Written by Jill Nossa Thursday, 03 July 2014 00:00
Months after the death of Councilman Nicholas DiLeo left a vacant seat on the Glen Cove City Council, the seat remains open, despite the efforts of the mayor and council members to reach an agreement.
In a meeting that quickly turned from ambitious yet efficient to contentious, at points getting downright ugly, the vote to appoint Joe Capobianco to the council was ultimately tabled.
The resolution for the appointment was saved until the very end of the meeting, and Mayor Reginald A. Spinello announced the decision to appoint Capobianco to the seat, reading the city charter, which states that the decision is left to the council for filling the seat until the next general election. He started to call for public comments when Councilman Tim Tenke suggested that was against protocol.
“It’s not proper to take comments on appointments,” said Tenke.
Spinello then polled the council on whether or not to allow public comments. Councilman Anthony Gallo, Jr. said he thought it best to ask Capobianco if he wished to have the council members speak;

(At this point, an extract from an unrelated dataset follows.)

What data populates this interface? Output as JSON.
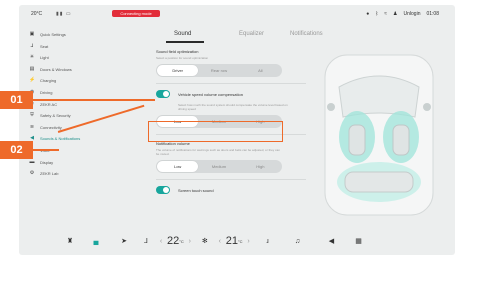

Councilman Efraim Spagnoletti said he sided with Tenke and expressed his displeasure with the method of the appointment.
“I have said before I felt the candidates should be vetted before the city council,” said Spagnoletti.

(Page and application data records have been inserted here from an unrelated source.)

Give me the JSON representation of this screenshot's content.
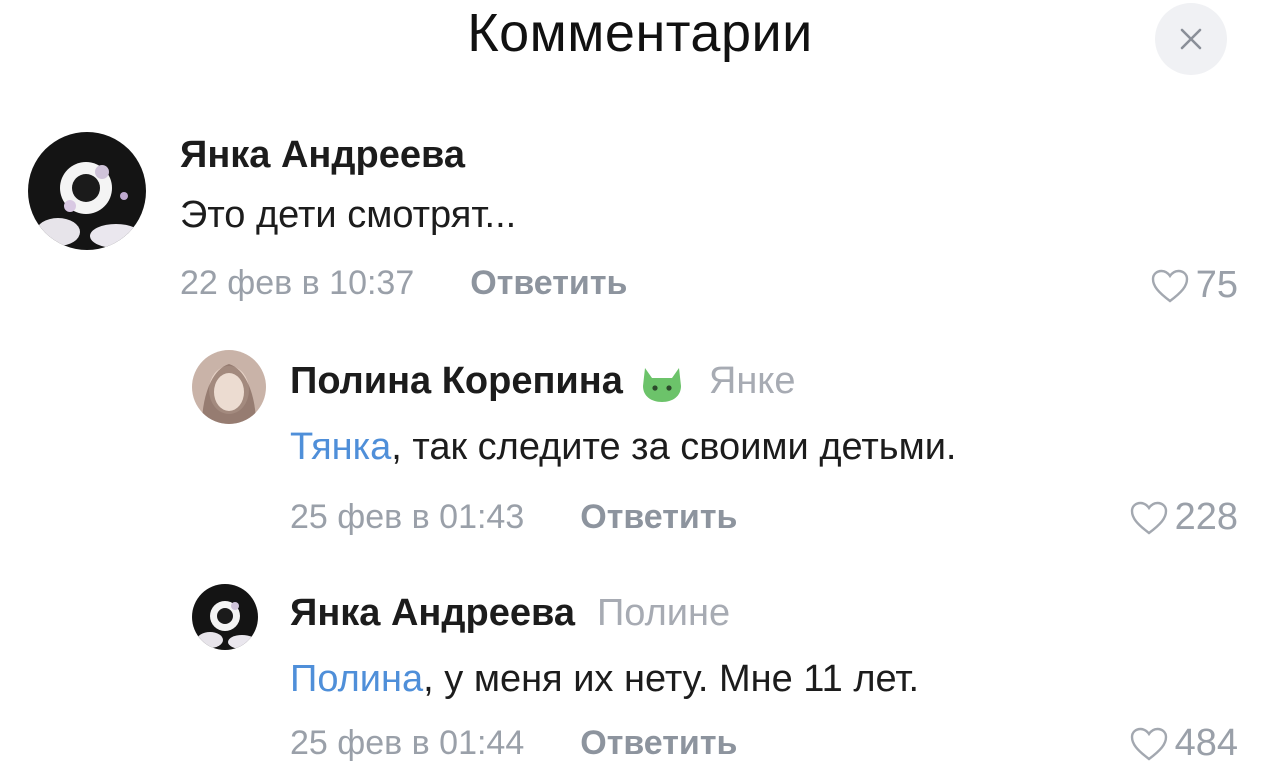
{
  "header": {
    "title": "Комментарии",
    "close_label": "×"
  },
  "comments": [
    {
      "author": "Янка Андреева",
      "reply_to": "",
      "mention": "",
      "text": "Это дети смотрят...",
      "date": "22 фев в 10:37",
      "reply_label": "Ответить",
      "likes": "75"
    },
    {
      "author": "Полина Корепина",
      "reply_to": "Янке",
      "mention": "Тянка",
      "text": ", так следите за своими детьми.",
      "date": "25 фев в 01:43",
      "reply_label": "Ответить",
      "likes": "228"
    },
    {
      "author": "Янка Андреева",
      "reply_to": "Полине",
      "mention": "Полина",
      "text": ", у меня их нету. Мне 11 лет.",
      "date": "25 фев в 01:44",
      "reply_label": "Ответить",
      "likes": "484"
    }
  ],
  "icons": {
    "close": "close-icon",
    "like": "heart-outline-icon",
    "sticker": "green-cat-sticker-icon"
  },
  "colors": {
    "mention": "#4f8fd9",
    "muted": "#9aa0a9",
    "close_bg": "#f0f1f4"
  }
}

Responding to Spagnoletti, Spinello said, “Capobianco became the choice of the Republican Committee, which you are a part of...I was told there were no objections...you didn’t ask for a caucus. The public gets to make a decision in November, but not now. Now, we are obligated and get to make a choice.”

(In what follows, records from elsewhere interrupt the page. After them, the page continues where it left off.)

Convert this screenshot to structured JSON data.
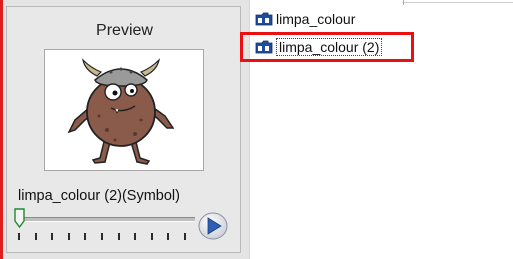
{
  "preview": {
    "title": "Preview",
    "symbol_label": "limpa_colour (2)(Symbol)",
    "slider_value": 0,
    "tick_count": 11,
    "play_icon": "play-icon"
  },
  "library_list": {
    "items": [
      {
        "label": "limpa_colour",
        "icon": "symbol-folder-icon",
        "selected": false
      },
      {
        "label": "limpa_colour (2)",
        "icon": "symbol-folder-icon",
        "selected": true
      }
    ]
  },
  "colors": {
    "highlight_red": "#e81010",
    "icon_blue": "#1d4e9e"
  }
}
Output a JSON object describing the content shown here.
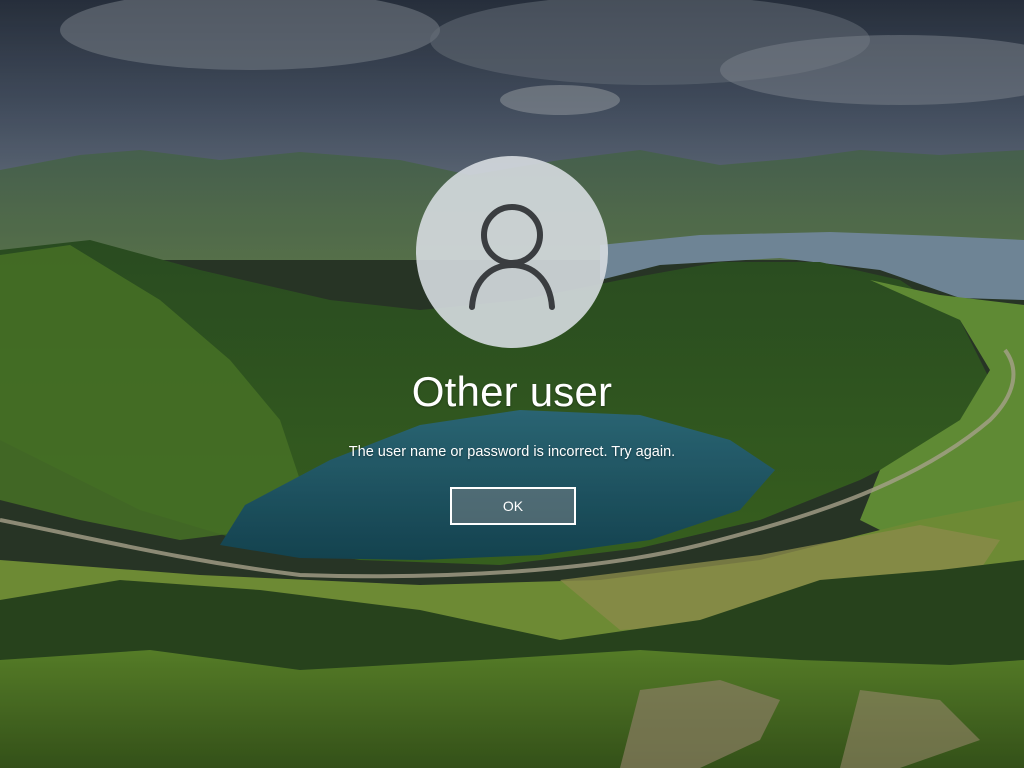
{
  "user": {
    "name": "Other user",
    "avatar_icon": "user-icon"
  },
  "error": {
    "message": "The user name or password is incorrect. Try again."
  },
  "dialog": {
    "ok_label": "OK"
  },
  "background": {
    "scene": "volcanic crater lake landscape",
    "sky_color": "#3e4a5a",
    "lake_color": "#1f5a6a",
    "grass_color": "#4f8a2a"
  }
}
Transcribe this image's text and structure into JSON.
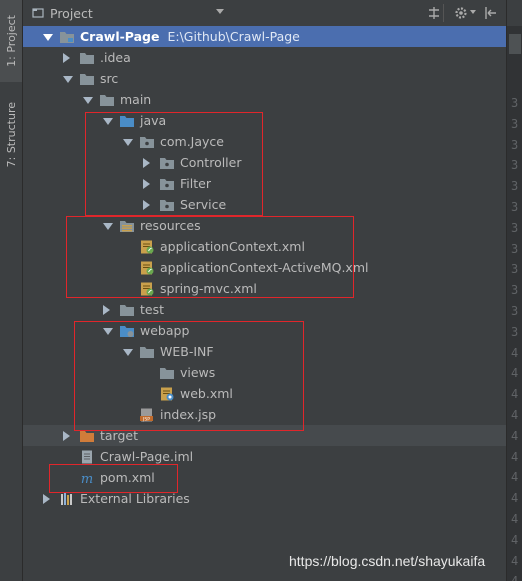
{
  "stripe": {
    "project_tab": "1: Project",
    "structure_tab": "7: Structure"
  },
  "header": {
    "title": "Project"
  },
  "tree": [
    {
      "label": "Crawl-Page",
      "path": "E:\\Github\\Crawl-Page",
      "depth": 0,
      "arrow": "open",
      "icon": "module-folder-icon",
      "selected": true
    },
    {
      "label": ".idea",
      "depth": 1,
      "arrow": "closed",
      "icon": "folder-icon"
    },
    {
      "label": "src",
      "depth": 1,
      "arrow": "open",
      "icon": "folder-icon"
    },
    {
      "label": "main",
      "depth": 2,
      "arrow": "open",
      "icon": "folder-icon"
    },
    {
      "label": "java",
      "depth": 3,
      "arrow": "open",
      "icon": "source-folder-icon"
    },
    {
      "label": "com.Jayce",
      "depth": 4,
      "arrow": "open",
      "icon": "package-icon"
    },
    {
      "label": "Controller",
      "depth": 5,
      "arrow": "closed",
      "icon": "package-icon"
    },
    {
      "label": "Filter",
      "depth": 5,
      "arrow": "closed",
      "icon": "package-icon"
    },
    {
      "label": "Service",
      "depth": 5,
      "arrow": "closed",
      "icon": "package-icon"
    },
    {
      "label": "resources",
      "depth": 3,
      "arrow": "open",
      "icon": "resources-folder-icon"
    },
    {
      "label": "applicationContext.xml",
      "depth": 4,
      "arrow": "none",
      "icon": "spring-xml-icon"
    },
    {
      "label": "applicationContext-ActiveMQ.xml",
      "depth": 4,
      "arrow": "none",
      "icon": "spring-xml-icon"
    },
    {
      "label": "spring-mvc.xml",
      "depth": 4,
      "arrow": "none",
      "icon": "spring-xml-icon"
    },
    {
      "label": "test",
      "depth": 3,
      "arrow": "closed",
      "icon": "folder-icon"
    },
    {
      "label": "webapp",
      "depth": 3,
      "arrow": "open",
      "icon": "web-folder-icon"
    },
    {
      "label": "WEB-INF",
      "depth": 4,
      "arrow": "open",
      "icon": "folder-icon"
    },
    {
      "label": "views",
      "depth": 5,
      "arrow": "none",
      "icon": "folder-icon"
    },
    {
      "label": "web.xml",
      "depth": 5,
      "arrow": "none",
      "icon": "web-xml-icon"
    },
    {
      "label": "index.jsp",
      "depth": 4,
      "arrow": "none",
      "icon": "jsp-icon"
    },
    {
      "label": "target",
      "depth": 1,
      "arrow": "closed",
      "icon": "excluded-folder-icon",
      "highlight": true
    },
    {
      "label": "Crawl-Page.iml",
      "depth": 1,
      "arrow": "none",
      "icon": "iml-file-icon"
    },
    {
      "label": "pom.xml",
      "depth": 1,
      "arrow": "none",
      "icon": "maven-icon"
    },
    {
      "label": "External Libraries",
      "depth": 0,
      "arrow": "closed",
      "icon": "libraries-icon"
    }
  ],
  "gutter_numbers": [
    "3",
    "3",
    "3",
    "3",
    "3",
    "3",
    "3",
    "3",
    "3",
    "3",
    "3",
    "3",
    "4",
    "4",
    "4",
    "4",
    "4",
    "4",
    "4",
    "4",
    "4",
    "4",
    "4",
    "4",
    "4"
  ],
  "colors": {
    "background": "#3c3f41",
    "selection": "#4b6eaf",
    "annotation": "#e0262b",
    "folder": "#87939a",
    "source": "#4a8dc7"
  },
  "watermark": "https://blog.csdn.net/shayukaifa"
}
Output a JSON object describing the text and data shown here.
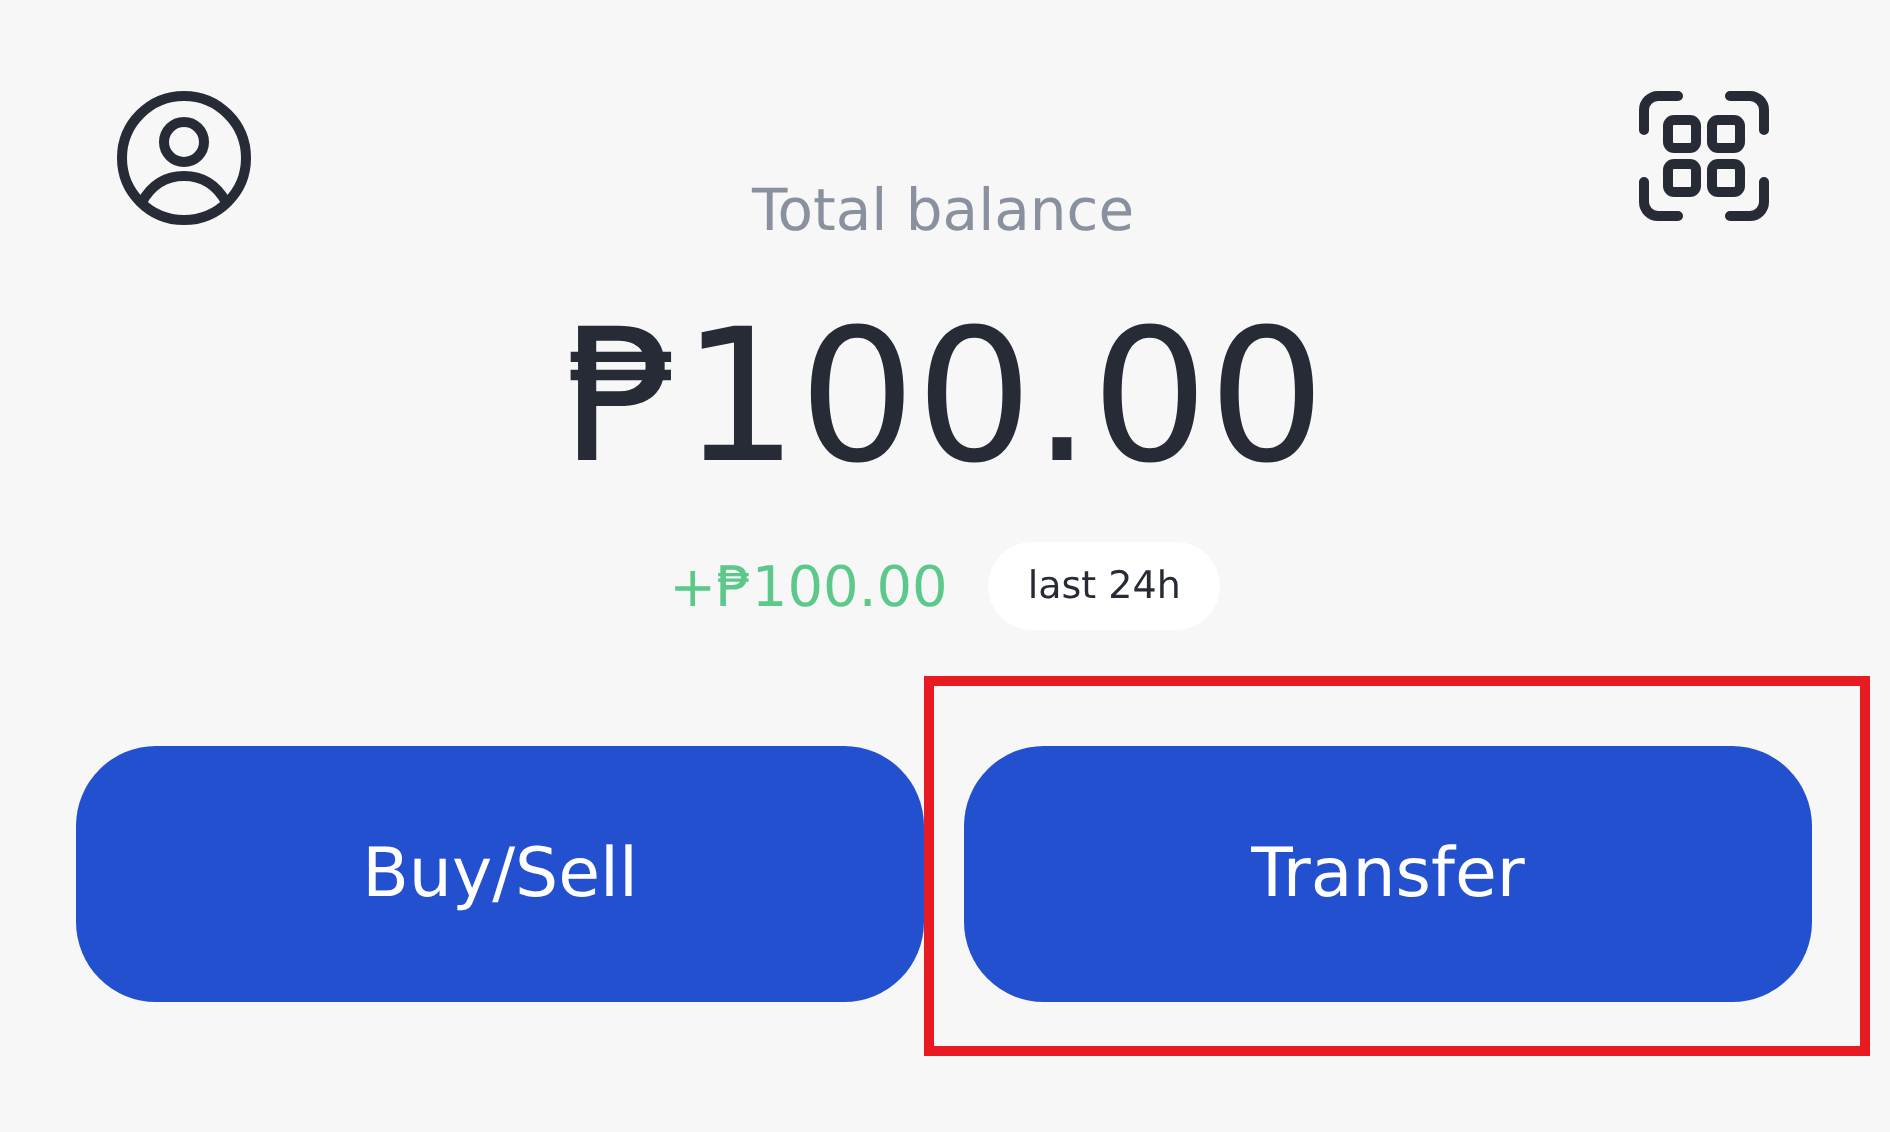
{
  "header": {
    "title": "Total balance"
  },
  "balance": "₱100.00",
  "change": {
    "amount": "+₱100.00",
    "period": "last 24h"
  },
  "buttons": [
    {
      "label": "Buy/Sell",
      "highlighted": false
    },
    {
      "label": "Transfer",
      "highlighted": true
    }
  ]
}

Spagnoletti said, “I support him as a candidate in November but not tonight. When they asked for an aye vote, I remained silent. When they asked for a no vote, I remained silent because I don’t know
Joe Capobianco or what he stands for...the candidate should be made public...it’s a fundamental principle called democracy.”
Spinello noted that he has had seven weeks to speak to him and ask him about where he stands.
Councilwoman Pam Panzenbeck, who made the motion to table to the vote, said, “I feel the mayor worked hard to find someone who would work well with all of us.”
Capobianco said, “I know I am a qualified candidate.” He began by saying he would not lower himself to the level of the council members, but then called out those members for not expressing the same support in public as they did to him in private, calling the behavior “disingenuous.” He said, “I’m not looking to have an agenda...I’m just here to pick up the garbage.”
Councilman Michael Famiglietti, a Democrat, said that while he respects and admires Capobianco, he would not have voted in favor of choosing him as a candidate for fundamental reasons.
“It’s very unfortunate that politics and a self-serving agenda have gotten in the way of good government,” said Spinello.
Resident Kathleen Lappano said, “A lot of people may not be pleased with what happened tonight, but...this is exactly what should be happening in a public forum...we have a dilemma...what I see is a government that is working despite being down one good man.” She then quoted an email that had apparently been circulating earlier in the day and said, “Give the vote back to the people of Glen Cove.”
The council passed a total of 18 resolutions as well as numerous appointments at the meeting, including the passage of legislation regarding sewer use and private wastewater disposal to specifically address the problems at Crescent Beach. Spinello explained that it would help make residents more accountable for their waste and any contamination they may cause. He noted the city’s service of providing annual pump-outs to those residents at no charge.
Erin Reilly, the city’s grants administrator, said that a lot of homeowners with cesspools do not know how to maintain them and the new code would help teach them.
One concerned resident said, “It’s not my responsibility as a taxpayer to teach them how to maintain their cesspools.”
Grace Slezak, a local real estate agent, noted that there are 129 homes in Glen Cove who are not hooked up to sewers, and said there is no longer a sewer tax charge on homeowners’ tax bills. “Those 129 households should pay for their cesspool clean outs,” she said.
Spinello said, “We are trying to have clean water in Long Island Sound and make people more accountable for their systems.”
The council also passed a resolution to enter into an agreement with Soli DG, Inc. as ferry operator consultant; Spinello explained that this is an experienced firm that has reviewed all previous letters of interest and will put together the Request for Proposals (RFPs).